The PSOE activists who have replaced the idealists who joined before the party looked like taking power, are of varied origins. From the beginning González and Guerra were short-handed and were prepared to take anyone who would do as they were told. Barrionuevo, the former minister of the interior, for example, had been an official of the Falangist student union. The long drawn out collapse of the Communist Party produced successive waves of defectors to the PSOE so that there are now many more Stalinist leaders from the 1960s and 1970s there than in the PCE itself. There are also lots of repentant leftists. However, careerists without a political past, such as Roldan, are the largest group. Traditional socialists were shocked at the style of the PSOE leaders. They were members of the "beautiful people" jet set whereas the conservative Partido Popular appeared dowdy and old fashioned.

It has been claimed that the PSOE is no longer a Social-Democratic party because of its abandonment of working class interests, its submission to imperialism, its co-operation with military and right-wing elements in murdering political opponents, its absence of internal democracy, its restriction of democratic rights and the enrichment of its leaders through corruption. The PSOE is certainly guilty on all those charges, but so are the French Socialists, German Social Democracy and the British Labour Party. The PSOE’s electoral base is evidence against that claim. All elections, including the 1996 one, show a geographical and class polarisation. Working class districts and impoverished areas such as Andalusia are predominantly socialist.
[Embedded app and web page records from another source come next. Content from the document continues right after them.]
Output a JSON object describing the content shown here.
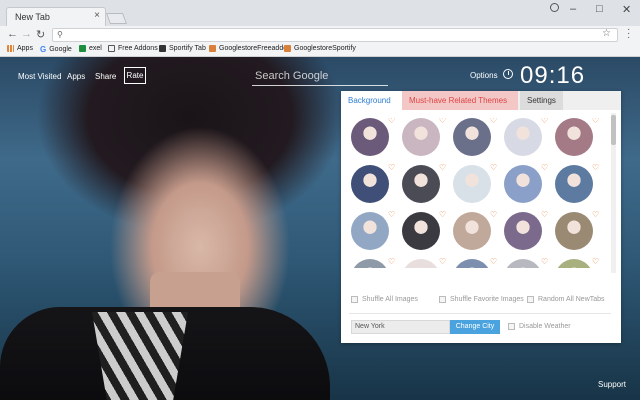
{
  "browser": {
    "tab_title": "New Tab",
    "tab_close": "×",
    "window_controls": [
      "–",
      "□",
      "✕"
    ],
    "omnibox_icon": "search-icon",
    "bookmark_star": "☆",
    "bookmarks": [
      {
        "label": "Apps",
        "icon": "apps-grid-icon",
        "color": "#e0863a"
      },
      {
        "label": "Google",
        "icon": "google-g-icon",
        "color": "#4285f4"
      },
      {
        "label": "exel",
        "icon": "spreadsheet-icon",
        "color": "#1e8e3e"
      },
      {
        "label": "Free Addons",
        "icon": "page-icon",
        "color": "#555555"
      },
      {
        "label": "Sportify Tab",
        "icon": "page-icon",
        "color": "#333333"
      },
      {
        "label": "GooglestoreFreeaddo",
        "icon": "store-icon",
        "color": "#d9813a"
      },
      {
        "label": "GooglestoreSportify",
        "icon": "store-icon",
        "color": "#d9813a"
      }
    ]
  },
  "ntp": {
    "links": {
      "most_visited": "Most Visited",
      "apps": "Apps",
      "share": "Share",
      "rate": "Rate"
    },
    "search_placeholder": "Search Google",
    "options_label": "Options",
    "clock_icon": "clock-icon",
    "time": "09:16",
    "support_label": "Support"
  },
  "panel": {
    "tabs": {
      "background": "Background",
      "themes": "Must-have Related Themes",
      "settings": "Settings"
    },
    "thumbnails": [
      "#6b5a7a",
      "#c9b6c0",
      "#6a6f8a",
      "#d7d9e4",
      "#a37a86",
      "#3f4f78",
      "#4b4b55",
      "#d8e0e8",
      "#8aa0c8",
      "#5d7aa0",
      "#91a7c4",
      "#3a3a40",
      "#c0a89a",
      "#7b6a8c",
      "#9a8a74",
      "#8e9aa8",
      "#e9dede",
      "#7c8fae",
      "#b8b8c0",
      "#a8b080"
    ],
    "heart_symbol": "♡",
    "options": {
      "shuffle_all": "Shuffle All Images",
      "shuffle_fav": "Shuffle Favorite Images",
      "random_all": "Random All NewTabs"
    },
    "city_value": "New York",
    "change_city": "Change City",
    "disable_weather": "Disable Weather"
  }
}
Where nationalist parties are strong the PSOE emphasises its working class credentials, and aims for the vote of immigrants from elsewhere in Spain. Now that it is in opposition the PSOE demagogically attacks the new conservative government for carrying out policies similar to its own. While González tours Latin America forgetting his arms sales to Pinochet, Guerra reverts to traditional socialist rhetoric to enthusiastic applause from working class supporters.

If Spanish workers were to abandon the PSOE the alternatives are not inspiring. The main such alternative is the PCE and its electoral front, Izquierda Unida, which got 10.6% of the vote in the March elections. The PCE does behave like a left Social-Democratic party, taking socialist positions on peace, the economy, citizens’ rights, racism, etc. It is however an electoral force, not a party of mobilisation. The PCE seeks alliances with the PSOE but if these are not forthcoming it is capable of making deals with the right. The constant haemorrhage to the PSOE continues as the PCE is unable to deliver power, jobs or influence. The latest batch of defectors are led by former leader Sartorius who has transformed his Nueva Izquierda faction into a party which seeks a deal with the PSOE. In these circumstances the PCE leaders, aware of the left’s weakness, can be tolerant of it. The Maoist parties which flourished in the 1960s and 1970s have disappeared. The once-substantial Mandelite LCR has splintered and submerged itself in nationalism, ecologism and whatever else is fashionable.

The Spanish working class retains a considerable power of resistance. Both of the main trade-union organisations, the Workers Commissions and the UGT, have substantial tendencies opposed to the right-wing leaderships. The class struggle can be expected to heat up if the new conservative government tries to curb public spending by cutting pensions, health care and social benefits. The government is aware of that and has, so far, proceeded cautiously. There is little doubt that the PSOE will put on a left face in opposition. As the party’s structure provides few opportunities for rank-and-file action it is difficult for revolutionaries to work directly within it. However, whether as part of Izquierda Unida or as independently organised groups, the terribly weak Marxist forces will have to find a way to split the PSOE or remove its right-wing leadership.